§ ACTION ITEM:
Copy each entry exactly, leaving nothing out.

+===+

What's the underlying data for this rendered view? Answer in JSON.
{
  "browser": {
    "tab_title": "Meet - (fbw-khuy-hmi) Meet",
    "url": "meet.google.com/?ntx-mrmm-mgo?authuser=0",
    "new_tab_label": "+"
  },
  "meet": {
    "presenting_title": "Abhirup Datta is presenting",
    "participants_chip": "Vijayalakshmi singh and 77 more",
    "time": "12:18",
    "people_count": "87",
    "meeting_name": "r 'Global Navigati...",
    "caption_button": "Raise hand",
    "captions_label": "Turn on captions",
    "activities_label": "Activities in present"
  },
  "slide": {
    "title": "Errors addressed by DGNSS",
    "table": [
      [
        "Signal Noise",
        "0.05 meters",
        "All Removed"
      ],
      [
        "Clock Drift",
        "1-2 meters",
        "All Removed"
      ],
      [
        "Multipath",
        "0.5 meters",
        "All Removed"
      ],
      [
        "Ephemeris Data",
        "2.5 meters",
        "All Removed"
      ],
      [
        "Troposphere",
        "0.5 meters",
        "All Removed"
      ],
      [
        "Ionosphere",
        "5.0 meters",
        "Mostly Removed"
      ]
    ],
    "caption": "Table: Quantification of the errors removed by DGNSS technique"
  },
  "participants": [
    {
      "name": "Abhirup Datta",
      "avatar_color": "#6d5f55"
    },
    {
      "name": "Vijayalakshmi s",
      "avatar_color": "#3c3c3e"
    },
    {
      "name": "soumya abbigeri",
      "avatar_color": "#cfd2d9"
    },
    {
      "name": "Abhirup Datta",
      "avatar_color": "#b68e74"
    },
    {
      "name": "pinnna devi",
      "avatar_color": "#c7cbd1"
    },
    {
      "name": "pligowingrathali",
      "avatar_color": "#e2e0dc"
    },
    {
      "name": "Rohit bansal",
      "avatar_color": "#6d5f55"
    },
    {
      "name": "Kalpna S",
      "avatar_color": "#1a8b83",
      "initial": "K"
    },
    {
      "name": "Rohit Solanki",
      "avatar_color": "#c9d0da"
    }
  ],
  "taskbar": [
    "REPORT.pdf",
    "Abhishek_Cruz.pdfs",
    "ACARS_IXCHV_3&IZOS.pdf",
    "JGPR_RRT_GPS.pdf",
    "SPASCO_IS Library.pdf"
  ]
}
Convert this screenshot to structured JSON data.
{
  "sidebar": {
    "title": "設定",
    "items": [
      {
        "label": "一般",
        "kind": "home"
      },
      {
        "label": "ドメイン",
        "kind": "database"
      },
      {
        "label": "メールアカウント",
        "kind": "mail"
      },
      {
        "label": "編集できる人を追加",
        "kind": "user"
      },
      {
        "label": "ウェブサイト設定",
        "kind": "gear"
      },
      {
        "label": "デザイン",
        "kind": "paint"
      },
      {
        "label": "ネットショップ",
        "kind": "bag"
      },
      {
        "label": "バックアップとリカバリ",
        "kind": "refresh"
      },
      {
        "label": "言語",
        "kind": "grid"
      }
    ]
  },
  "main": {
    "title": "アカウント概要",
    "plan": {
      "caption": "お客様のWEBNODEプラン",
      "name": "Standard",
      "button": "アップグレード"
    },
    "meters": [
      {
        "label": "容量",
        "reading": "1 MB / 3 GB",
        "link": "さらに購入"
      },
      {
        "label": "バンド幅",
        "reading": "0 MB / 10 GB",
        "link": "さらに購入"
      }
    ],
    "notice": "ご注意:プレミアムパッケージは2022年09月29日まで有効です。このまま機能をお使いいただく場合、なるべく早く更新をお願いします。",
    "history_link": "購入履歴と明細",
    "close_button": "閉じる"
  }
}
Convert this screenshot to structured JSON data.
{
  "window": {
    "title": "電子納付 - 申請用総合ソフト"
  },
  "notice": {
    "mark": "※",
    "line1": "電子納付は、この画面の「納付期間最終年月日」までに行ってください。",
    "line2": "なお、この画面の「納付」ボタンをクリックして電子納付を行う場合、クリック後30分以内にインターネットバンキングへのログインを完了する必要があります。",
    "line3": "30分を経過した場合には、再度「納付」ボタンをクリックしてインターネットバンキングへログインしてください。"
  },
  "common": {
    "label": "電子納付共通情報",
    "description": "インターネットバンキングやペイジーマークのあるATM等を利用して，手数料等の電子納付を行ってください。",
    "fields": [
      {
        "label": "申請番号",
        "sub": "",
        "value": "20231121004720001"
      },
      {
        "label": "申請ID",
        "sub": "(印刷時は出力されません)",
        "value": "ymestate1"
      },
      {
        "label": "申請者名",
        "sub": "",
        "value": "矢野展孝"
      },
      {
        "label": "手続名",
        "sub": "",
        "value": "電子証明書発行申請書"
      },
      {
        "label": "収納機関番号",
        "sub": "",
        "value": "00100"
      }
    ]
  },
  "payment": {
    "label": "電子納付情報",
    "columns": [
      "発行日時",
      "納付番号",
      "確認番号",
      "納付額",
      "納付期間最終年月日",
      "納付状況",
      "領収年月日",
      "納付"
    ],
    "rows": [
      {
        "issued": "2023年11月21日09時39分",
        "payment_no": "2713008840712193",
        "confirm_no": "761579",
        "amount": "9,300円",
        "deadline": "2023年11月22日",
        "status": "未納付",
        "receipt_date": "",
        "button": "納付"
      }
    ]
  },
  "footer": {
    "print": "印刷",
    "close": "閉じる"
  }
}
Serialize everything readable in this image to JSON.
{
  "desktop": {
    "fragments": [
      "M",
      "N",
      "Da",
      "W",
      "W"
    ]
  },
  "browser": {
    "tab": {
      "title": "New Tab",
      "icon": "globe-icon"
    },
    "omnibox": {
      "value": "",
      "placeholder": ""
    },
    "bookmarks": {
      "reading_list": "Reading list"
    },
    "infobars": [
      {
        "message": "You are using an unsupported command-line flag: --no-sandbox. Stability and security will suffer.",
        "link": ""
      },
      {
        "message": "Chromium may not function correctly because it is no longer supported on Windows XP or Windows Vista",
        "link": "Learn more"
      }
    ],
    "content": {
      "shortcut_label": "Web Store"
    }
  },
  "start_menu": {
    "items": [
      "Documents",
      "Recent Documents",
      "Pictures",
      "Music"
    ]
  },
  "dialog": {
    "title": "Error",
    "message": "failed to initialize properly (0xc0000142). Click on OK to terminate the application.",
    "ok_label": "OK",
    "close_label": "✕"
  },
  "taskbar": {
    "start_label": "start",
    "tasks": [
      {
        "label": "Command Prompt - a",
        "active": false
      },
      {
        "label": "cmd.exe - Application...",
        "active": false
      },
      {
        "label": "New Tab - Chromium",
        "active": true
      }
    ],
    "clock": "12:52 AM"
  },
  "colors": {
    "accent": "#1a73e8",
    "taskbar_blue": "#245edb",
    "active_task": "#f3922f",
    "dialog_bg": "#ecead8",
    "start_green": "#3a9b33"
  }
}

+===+

§ RESPONSE FOR THIS EXERCISE:
What's the underlying data for this rendered view? Answer in JSON.
{
  "browser": {
    "tab_title": "Meet - (fbw-khuy-hmi) Meet",
    "url": "meet.google.com/?ntx-mrmm-mgo?authuser=0",
    "new_tab_label": "+"
  },
  "meet": {
    "presenting_title": "Abhirup Datta is presenting",
    "participants_chip": "Vijayalakshmi singh and 77 more",
    "time": "12:18",
    "people_count": "87",
    "meeting_name": "r 'Global Navigati...",
    "caption_button": "Raise hand",
    "captions_label": "Turn on captions",
    "activities_label": "Activities in present"
  },
  "slide": {
    "title": "Errors addressed by DGNSS",
    "table": [
      [
        "Signal Noise",
        "0.05 meters",
        "All Removed"
      ],
      [
        "Clock Drift",
        "1-2 meters",
        "All Removed"
      ],
      [
        "Multipath",
        "0.5 meters",
        "All Removed"
      ],
      [
        "Ephemeris Data",
        "2.5 meters",
        "All Removed"
      ],
      [
        "Troposphere",
        "0.5 meters",
        "All Removed"
      ],
      [
        "Ionosphere",
        "5.0 meters",
        "Mostly Removed"
      ]
    ],
    "caption": "Table: Quantification of the errors removed by DGNSS technique"
  },
  "participants": [
    {
      "name": "Abhirup Datta",
      "avatar_color": "#6d5f55"
    },
    {
      "name": "Vijayalakshmi s",
      "avatar_color": "#3c3c3e"
    },
    {
      "name": "soumya abbigeri",
      "avatar_color": "#cfd2d9"
    },
    {
      "name": "Abhirup Datta",
      "avatar_color": "#b68e74"
    },
    {
      "name": "pinnna devi",
      "avatar_color": "#c7cbd1"
    },
    {
      "name": "pligowingrathali",
      "avatar_color": "#e2e0dc"
    },
    {
      "name": "Rohit bansal",
      "avatar_color": "#6d5f55"
    },
    {
      "name": "Kalpna S",
      "avatar_color": "#1a8b83",
      "initial": "K"
    },
    {
      "name": "Rohit Solanki",
      "avatar_color": "#c9d0da"
    }
  ],
  "taskbar": [
    "REPORT.pdf",
    "Abhishek_Cruz.pdfs",
    "ACARS_IXCHV_3&IZOS.pdf",
    "JGPR_RRT_GPS.pdf",
    "SPASCO_IS Library.pdf"
  ]
}
Convert this screenshot to structured JSON data.
{
  "sidebar": {
    "title": "設定",
    "items": [
      {
        "label": "一般",
        "kind": "home"
      },
      {
        "label": "ドメイン",
        "kind": "database"
      },
      {
        "label": "メールアカウント",
        "kind": "mail"
      },
      {
        "label": "編集できる人を追加",
        "kind": "user"
      },
      {
        "label": "ウェブサイト設定",
        "kind": "gear"
      },
      {
        "label": "デザイン",
        "kind": "paint"
      },
      {
        "label": "ネットショップ",
        "kind": "bag"
      },
      {
        "label": "バックアップとリカバリ",
        "kind": "refresh"
      },
      {
        "label": "言語",
        "kind": "grid"
      }
    ]
  },
  "main": {
    "title": "アカウント概要",
    "plan": {
      "caption": "お客様のWEBNODEプラン",
      "name": "Standard",
      "button": "アップグレード"
    },
    "meters": [
      {
        "label": "容量",
        "reading": "1 MB / 3 GB",
        "link": "さらに購入"
      },
      {
        "label": "バンド幅",
        "reading": "0 MB / 10 GB",
        "link": "さらに購入"
      }
    ],
    "notice": "ご注意:プレミアムパッケージは2022年09月29日まで有効です。このまま機能をお使いいただく場合、なるべく早く更新をお願いします。",
    "history_link": "購入履歴と明細",
    "close_button": "閉じる"
  }
}
Convert this screenshot to structured JSON data.
{
  "window": {
    "title": "電子納付 - 申請用総合ソフト"
  },
  "notice": {
    "mark": "※",
    "line1": "電子納付は、この画面の「納付期間最終年月日」までに行ってください。",
    "line2": "なお、この画面の「納付」ボタンをクリックして電子納付を行う場合、クリック後30分以内にインターネットバンキングへのログインを完了する必要があります。",
    "line3": "30分を経過した場合には、再度「納付」ボタンをクリックしてインターネットバンキングへログインしてください。"
  },
  "common": {
    "label": "電子納付共通情報",
    "description": "インターネットバンキングやペイジーマークのあるATM等を利用して，手数料等の電子納付を行ってください。",
    "fields": [
      {
        "label": "申請番号",
        "sub": "",
        "value": "20231121004720001"
      },
      {
        "label": "申請ID",
        "sub": "(印刷時は出力されません)",
        "value": "ymestate1"
      },
      {
        "label": "申請者名",
        "sub": "",
        "value": "矢野展孝"
      },
      {
        "label": "手続名",
        "sub": "",
        "value": "電子証明書発行申請書"
      },
      {
        "label": "収納機関番号",
        "sub": "",
        "value": "00100"
      }
    ]
  },
  "payment": {
    "label": "電子納付情報",
    "columns": [
      "発行日時",
      "納付番号",
      "確認番号",
      "納付額",
      "納付期間最終年月日",
      "納付状況",
      "領収年月日",
      "納付"
    ],
    "rows": [
      {
        "issued": "2023年11月21日09時39分",
        "payment_no": "2713008840712193",
        "confirm_no": "761579",
        "amount": "9,300円",
        "deadline": "2023年11月22日",
        "status": "未納付",
        "receipt_date": "",
        "button": "納付"
      }
    ]
  },
  "footer": {
    "print": "印刷",
    "close": "閉じる"
  }
}
Serialize everything readable in this image to JSON.
{
  "desktop": {
    "fragments": [
      "M",
      "N",
      "Da",
      "W",
      "W"
    ]
  },
  "browser": {
    "tab": {
      "title": "New Tab",
      "icon": "globe-icon"
    },
    "omnibox": {
      "value": "",
      "placeholder": ""
    },
    "bookmarks": {
      "reading_list": "Reading list"
    },
    "infobars": [
      {
        "message": "You are using an unsupported command-line flag: --no-sandbox. Stability and security will suffer.",
        "link": ""
      },
      {
        "message": "Chromium may not function correctly because it is no longer supported on Windows XP or Windows Vista",
        "link": "Learn more"
      }
    ],
    "content": {
      "shortcut_label": "Web Store"
    }
  },
  "start_menu": {
    "items": [
      "Documents",
      "Recent Documents",
      "Pictures",
      "Music"
    ]
  },
  "dialog": {
    "title": "Error",
    "message": "failed to initialize properly (0xc0000142). Click on OK to terminate the application.",
    "ok_label": "OK",
    "close_label": "✕"
  },
  "taskbar": {
    "start_label": "start",
    "tasks": [
      {
        "label": "Command Prompt - a",
        "active": false
      },
      {
        "label": "cmd.exe - Application...",
        "active": false
      },
      {
        "label": "New Tab - Chromium",
        "active": true
      }
    ],
    "clock": "12:52 AM"
  },
  "colors": {
    "accent": "#1a73e8",
    "taskbar_blue": "#245edb",
    "active_task": "#f3922f",
    "dialog_bg": "#ecead8",
    "start_green": "#3a9b33"
  }
}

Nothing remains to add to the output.